Extracted records:
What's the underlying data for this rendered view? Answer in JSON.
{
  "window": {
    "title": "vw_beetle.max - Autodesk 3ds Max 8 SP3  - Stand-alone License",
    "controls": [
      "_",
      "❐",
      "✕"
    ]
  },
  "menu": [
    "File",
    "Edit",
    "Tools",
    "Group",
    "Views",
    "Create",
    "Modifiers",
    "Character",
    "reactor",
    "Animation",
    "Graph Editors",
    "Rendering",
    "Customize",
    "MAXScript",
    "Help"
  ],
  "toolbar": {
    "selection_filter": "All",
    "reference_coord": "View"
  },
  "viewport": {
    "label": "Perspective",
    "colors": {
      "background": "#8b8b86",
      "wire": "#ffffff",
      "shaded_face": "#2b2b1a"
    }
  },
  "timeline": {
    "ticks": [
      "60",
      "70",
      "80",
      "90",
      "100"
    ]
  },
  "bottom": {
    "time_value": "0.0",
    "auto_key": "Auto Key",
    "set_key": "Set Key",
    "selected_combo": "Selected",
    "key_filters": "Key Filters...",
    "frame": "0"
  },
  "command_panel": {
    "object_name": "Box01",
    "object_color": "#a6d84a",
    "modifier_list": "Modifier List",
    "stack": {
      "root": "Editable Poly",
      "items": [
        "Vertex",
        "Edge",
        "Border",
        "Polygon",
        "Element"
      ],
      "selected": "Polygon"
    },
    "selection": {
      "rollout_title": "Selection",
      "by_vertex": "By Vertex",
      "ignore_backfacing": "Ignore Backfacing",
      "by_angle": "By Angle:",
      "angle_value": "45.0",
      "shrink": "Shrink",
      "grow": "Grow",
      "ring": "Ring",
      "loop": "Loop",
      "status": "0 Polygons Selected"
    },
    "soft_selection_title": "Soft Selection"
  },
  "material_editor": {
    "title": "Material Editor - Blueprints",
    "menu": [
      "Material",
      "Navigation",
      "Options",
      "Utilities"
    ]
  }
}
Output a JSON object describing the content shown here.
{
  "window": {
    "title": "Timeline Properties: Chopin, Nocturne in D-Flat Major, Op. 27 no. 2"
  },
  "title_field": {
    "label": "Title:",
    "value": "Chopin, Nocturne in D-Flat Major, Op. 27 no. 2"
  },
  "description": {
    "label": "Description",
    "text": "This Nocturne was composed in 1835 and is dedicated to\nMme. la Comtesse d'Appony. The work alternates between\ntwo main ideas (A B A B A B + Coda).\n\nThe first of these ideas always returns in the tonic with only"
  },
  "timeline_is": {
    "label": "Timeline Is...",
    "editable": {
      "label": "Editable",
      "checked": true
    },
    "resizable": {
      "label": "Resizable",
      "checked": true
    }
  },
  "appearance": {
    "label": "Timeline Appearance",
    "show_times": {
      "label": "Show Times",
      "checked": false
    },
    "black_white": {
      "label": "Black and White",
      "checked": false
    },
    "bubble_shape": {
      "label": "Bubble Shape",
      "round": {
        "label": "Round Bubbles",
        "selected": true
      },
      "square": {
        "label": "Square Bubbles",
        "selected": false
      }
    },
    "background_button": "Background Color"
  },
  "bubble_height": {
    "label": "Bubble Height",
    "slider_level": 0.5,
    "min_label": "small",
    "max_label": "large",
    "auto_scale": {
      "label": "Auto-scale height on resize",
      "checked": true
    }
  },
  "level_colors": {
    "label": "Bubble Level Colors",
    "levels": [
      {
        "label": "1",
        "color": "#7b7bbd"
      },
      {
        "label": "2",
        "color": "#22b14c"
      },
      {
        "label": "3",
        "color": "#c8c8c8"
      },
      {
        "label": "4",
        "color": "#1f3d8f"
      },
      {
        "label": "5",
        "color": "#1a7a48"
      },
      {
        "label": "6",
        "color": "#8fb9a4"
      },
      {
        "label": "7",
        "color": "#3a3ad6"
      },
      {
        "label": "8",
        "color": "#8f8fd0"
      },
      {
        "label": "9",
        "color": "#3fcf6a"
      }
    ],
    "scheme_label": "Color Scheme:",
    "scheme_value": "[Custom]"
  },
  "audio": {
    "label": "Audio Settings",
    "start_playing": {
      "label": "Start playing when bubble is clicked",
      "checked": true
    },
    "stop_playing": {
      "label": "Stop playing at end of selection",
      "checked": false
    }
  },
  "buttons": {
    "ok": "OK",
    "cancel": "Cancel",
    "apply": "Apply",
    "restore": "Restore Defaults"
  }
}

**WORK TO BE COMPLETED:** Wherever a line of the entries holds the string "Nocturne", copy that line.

**REPLY:**
    "title": "Timeline Properties: Chopin, Nocturne in D-Flat Major, Op. 27 no. 2"
    "value": "Chopin, Nocturne in D-Flat Major, Op. 27 no. 2"
    "text": "This Nocturne was composed in 1835 and is dedicated to\nMme. la Comtesse d'Appony. The work alternates between\ntwo main ideas (A B A B A B + Coda).\n\nThe first of these ideas always returns in the tonic with only"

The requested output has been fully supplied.